* Brief *
Whenever the string "this" appears in a line below, please copy the line out.

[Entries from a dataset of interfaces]
%%

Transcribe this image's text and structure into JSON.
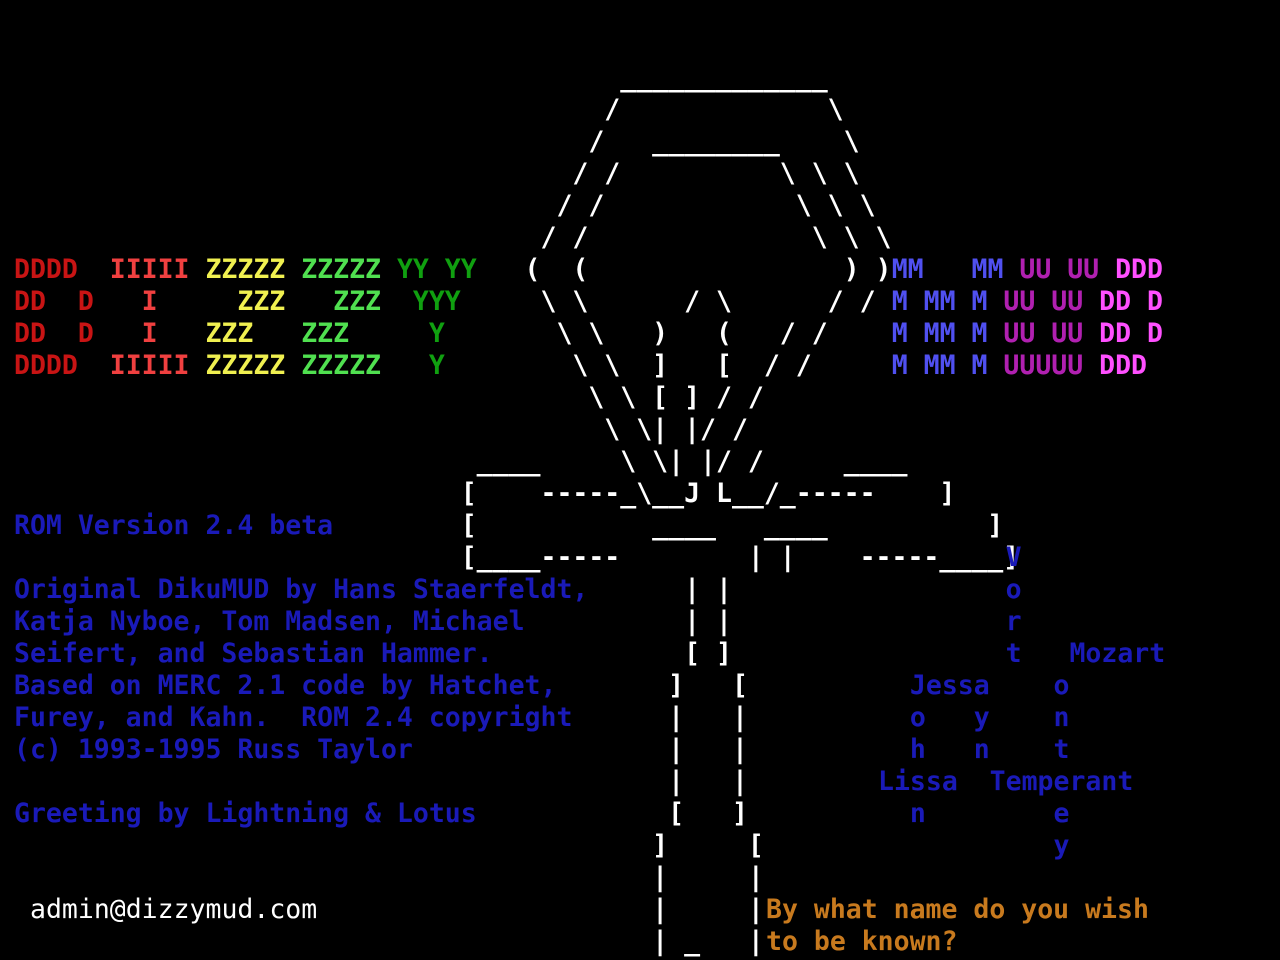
{
  "ankh_art": [
    "                                      _____________",
    "                                     /             \\",
    "                                    /   ________    \\",
    "                                   / /          \\ \\ \\",
    "                                  / /            \\ \\ \\",
    "                                 / /              \\ \\ \\",
    "                                (  (                ) )",
    "                                 \\ \\      / \\      / /",
    "                                  \\ \\   )   (   / /",
    "                                   \\ \\  ]   [  / /",
    "                                    \\ \\ [ ] / /",
    "                                     \\ \\| |/ /",
    "                             ____     \\ \\| |/ /     ____",
    "                            [    -----_\\__J L__/_-----    ]",
    "                            [           ____   ____          ]",
    "                            [____-----        | |    -----____]",
    "                                          | |",
    "                                          | |",
    "                                          [ ]",
    "                                         ]   [",
    "                                         |   |",
    "                                         |   |",
    "                                         |   |",
    "                                         [   ]",
    "                                        ]     [",
    "                                        |     |",
    "                                        |     |",
    "                                        | _   |",
    "                                        [,'  ',]"
  ],
  "logo": {
    "rows": [
      {
        "d": "DDDD  ",
        "i": "IIIII ",
        "z1": "ZZZZZ ",
        "z2": "ZZZZZ ",
        "y": "YY YY",
        "m": "MM   MM ",
        "u": "UU UU ",
        "dd": "DDD"
      },
      {
        "d": "DD  D ",
        "i": "  I   ",
        "z1": "  ZZZ ",
        "z2": "  ZZZ ",
        "y": " YYY ",
        "m": "M MM M ",
        "u": "UU UU ",
        "dd": "DD D"
      },
      {
        "d": "DD  D ",
        "i": "  I   ",
        "z1": "ZZZ   ",
        "z2": "ZZZ   ",
        "y": "  Y  ",
        "m": "M MM M ",
        "u": "UU UU ",
        "dd": "DD D"
      },
      {
        "d": "DDDD  ",
        "i": "IIIII ",
        "z1": "ZZZZZ ",
        "z2": "ZZZZZ ",
        "y": "  Y  ",
        "m": "M MM M ",
        "u": "UUUUU ",
        "dd": "DDD"
      }
    ]
  },
  "credits": {
    "version": "ROM Version 2.4 beta",
    "line1": "Original DikuMUD by Hans Staerfeldt,",
    "line2": "Katja Nyboe, Tom Madsen, Michael",
    "line3": "Seifert, and Sebastian Hammer.",
    "line4": "Based on MERC 2.1 code by Hatchet,",
    "line5": "Furey, and Kahn.  ROM 2.4 copyright",
    "line6": "(c) 1993-1995 Russ Taylor",
    "greeting": "Greeting by Lightning & Lotus"
  },
  "names_art": [
    "        V",
    "        o",
    "        r",
    "        t   Mozart",
    "  Jessa    o",
    "  o   y    n",
    "  h   n    t",
    "Lissa  Temperant",
    "  n        e",
    "           y"
  ],
  "admin_email": "admin@dizzymud.com",
  "prompt": {
    "line1": "By what name do you wish",
    "line2": "to be known?"
  }
}
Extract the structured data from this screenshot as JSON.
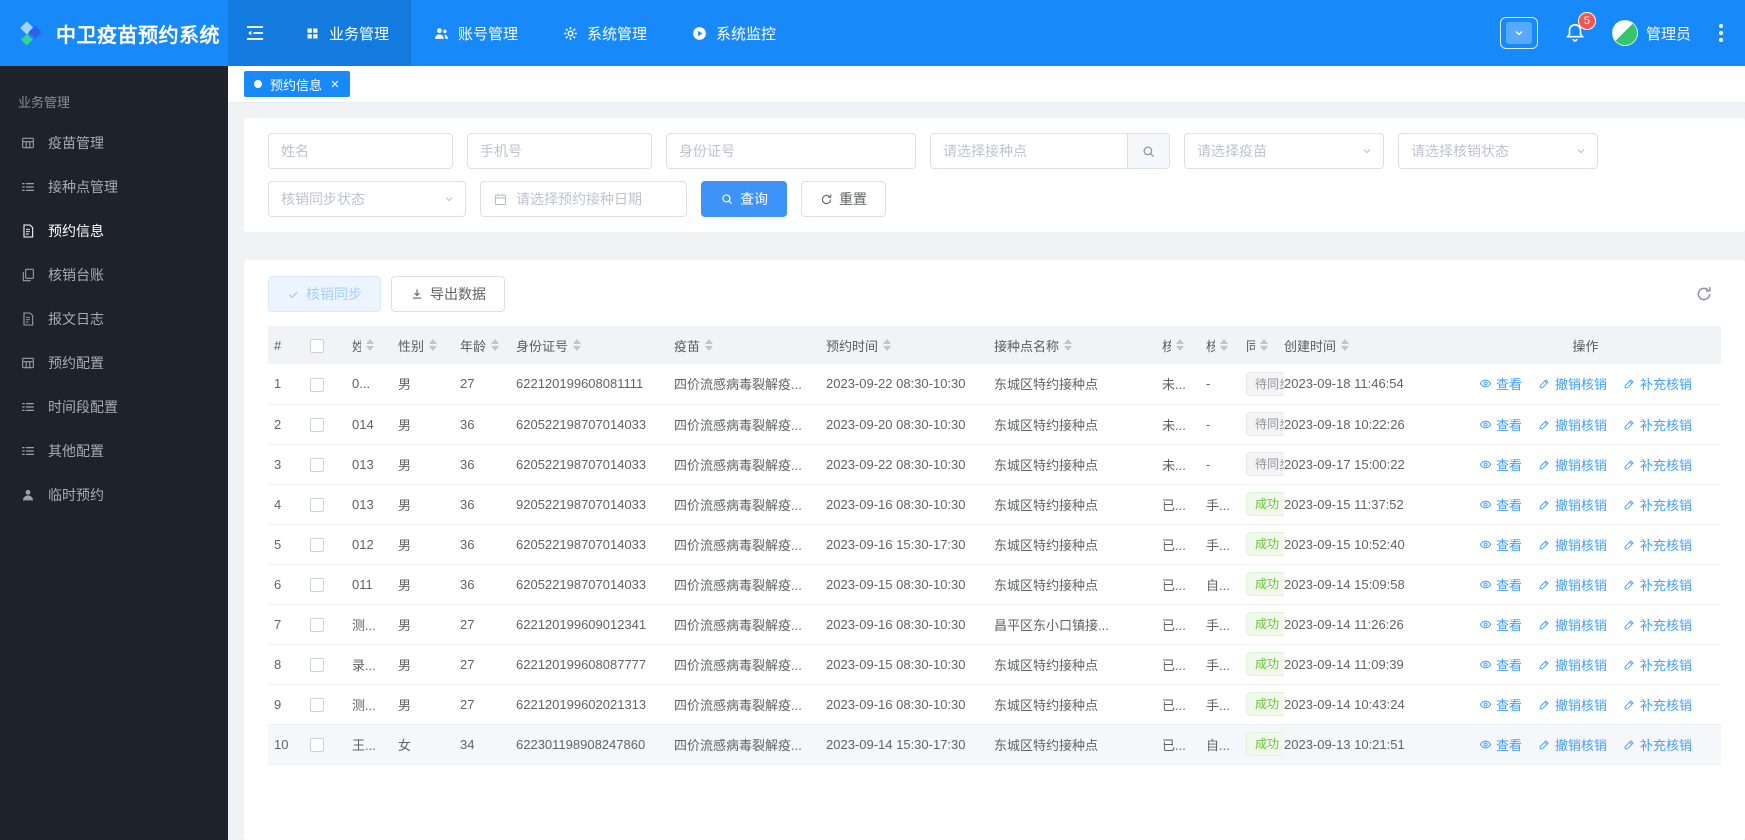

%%

* Written response *
Transcribe this image's text and structure into JSON.
Extract the structured data from this screenshot as JSON.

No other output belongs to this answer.